I would like to say that for myself, I have become less and less focused on acquiring things.  In some ways I believe that to be true:  I seldom buy books as much as I used and really do not acquire anything else.  Part of it is expense I suppose:  the things I want have simply gone up in price.  But there is also a realization, I think, that things do not (in and of themselves) make me better or solve problems.  They may bring a brief sort of joy, but not the sort of life changing joy our mind tries to tell else they will bring.  I am coming to measure things not just on whether I want them, but rather of what use they will be to me (and the nature of "use" is getting pushed out farther and farther:  if I will not get 5 or more years of use out of something I am likely to not buy it).

But the second thing I am now confronting is releasing what I have.

Some hard numbers:  in 6.5 years we will effectively be child free.  We have already discussed - I would say agreed to at this point - moving somewhere else at that time (assuming my job holds out that long).  More than likely moving would entail some form of downsizing.

It is easy enough to point at things and say "We should get rid of that"  when the things are not mine.  When they are mine, it is harder.  I attempt to justify by saying "But what if I need it?" or "I will never get back what I paid for it".  Really, I guess, it is because I do not want to let go:  at best it invokes memories, but at worst it is simply my own greed.

How am I trying to combat this?  Two things, one for each problem.

For the acquisition of things, I have started making a list.  If  I want it, it goes on the list with a price (effectively Amazon's shopping cart does the same thing).  I can look at it, think about it, and prioritize it.  Now, except for the occasional find  at the used book store where buying right then means I get it, I very seldom buy things on the fly.

For the simplifying of things, I am starting to root out things on shelves, in drawers, and in the garage - places were things are not commonly seen and if not seen, then not used (Truth be told, I hate drawers.  Just places to hide stuff to avoid getting rid of it).  It is not an easy task, I can tell you.  Once you get past the "I just do not want to get rid of things"  you are left with the sentimental "Oh, I cannot get rid of this - remember the time.....".

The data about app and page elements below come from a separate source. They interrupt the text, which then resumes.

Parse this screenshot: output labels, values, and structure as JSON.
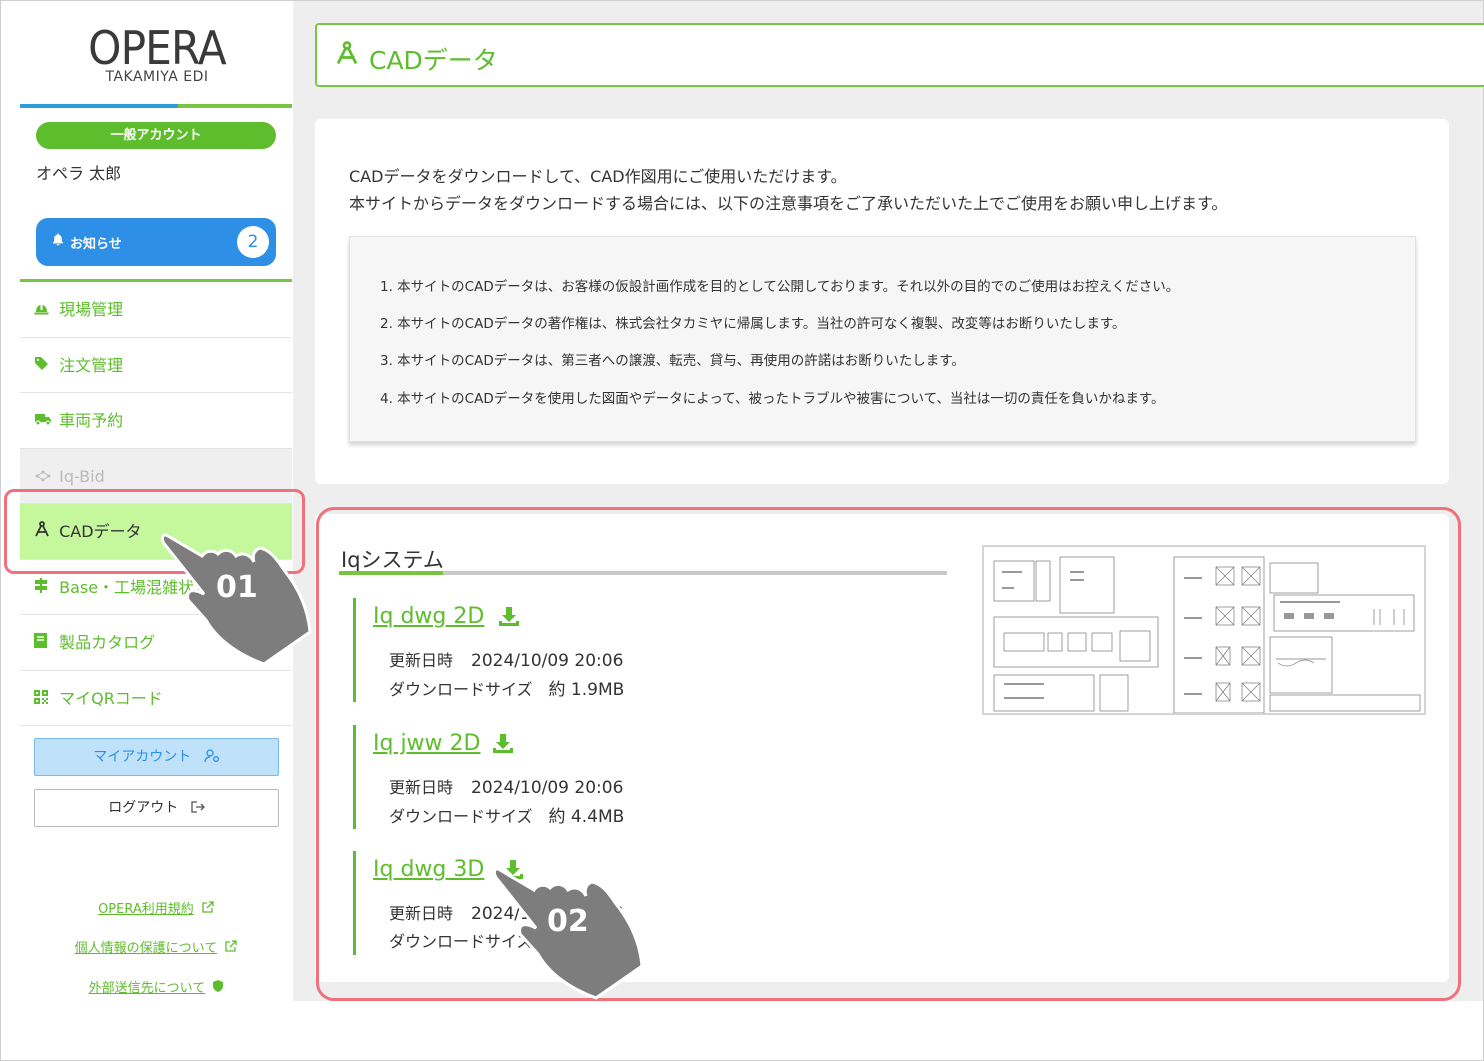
{
  "sidebar": {
    "logo_title": "OPERA",
    "logo_sub": "TAKAMIYA EDI",
    "account_type": "一般アカウント",
    "user_name": "オペラ 太郎",
    "notice_label": "お知らせ",
    "notice_count": "2",
    "nav": [
      {
        "label": "現場管理",
        "icon": "hardhat-icon"
      },
      {
        "label": "注文管理",
        "icon": "tag-icon"
      },
      {
        "label": "車両予約",
        "icon": "truck-icon"
      },
      {
        "label": "Iq-Bid",
        "icon": "network-icon"
      },
      {
        "label": "CADデータ",
        "icon": "compass-icon"
      },
      {
        "label": "Base・工場混雑状況",
        "icon": "signpost-icon"
      },
      {
        "label": "製品カタログ",
        "icon": "book-icon"
      },
      {
        "label": "マイQRコード",
        "icon": "qr-icon"
      }
    ],
    "my_account_label": "マイアカウント",
    "logout_label": "ログアウト",
    "footer_links": [
      "OPERA利用規約",
      "個人情報の保護について",
      "外部送信先について"
    ]
  },
  "header": {
    "title": "CADデータ"
  },
  "info": {
    "intro_line1": "CADデータをダウンロードして、CAD作図用にご使用いただけます。",
    "intro_line2": "本サイトからデータをダウンロードする場合には、以下の注意事項をご了承いただいた上でご使用をお願い申し上げます。",
    "notes": [
      "1. 本サイトのCADデータは、お客様の仮設計画作成を目的として公開しております。それ以外の目的でのご使用はお控えください。",
      "2. 本サイトのCADデータの著作権は、株式会社タカミヤに帰属します。当社の許可なく複製、改変等はお断りいたします。",
      "3. 本サイトのCADデータは、第三者への譲渡、転売、貸与、再使用の許諾はお断りいたします。",
      "4. 本サイトのCADデータを使用した図面やデータによって、被ったトラブルや被害について、当社は一切の責任を負いかねます。"
    ]
  },
  "system": {
    "title": "Iqシステム",
    "files": [
      {
        "name": "Iq dwg 2D",
        "updated_label": "更新日時",
        "updated": "2024/10/09 20:06",
        "size_label": "ダウンロードサイズ",
        "size": "約 1.9MB"
      },
      {
        "name": "Iq jww 2D",
        "updated_label": "更新日時",
        "updated": "2024/10/09 20:06",
        "size_label": "ダウンロードサイズ",
        "size": "約 4.4MB"
      },
      {
        "name": "Iq dwg 3D",
        "updated_label": "更新日時",
        "updated": "2024/10/09 20:06",
        "size_label": "ダウンロードサイズ",
        "size": ""
      }
    ]
  },
  "annotations": {
    "step1": "01",
    "step2": "02"
  },
  "colors": {
    "accent_green": "#5ebd2c",
    "active_bg": "#c5f79c",
    "notice_blue": "#2d8fe6",
    "highlight_red": "#f0707c"
  }
}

But I am working on both.  Financially it makes sense (what I do not buy I keep in money, what I am able to sell I keep in cash).  Space-wise it makes sense.  And, hopefully, in terms of my children it makes sense - I do not wish to leave them with the task of weeding through things because I was unwilling to.

And it makes for a constant reminder that not, you really cannot take it all with you.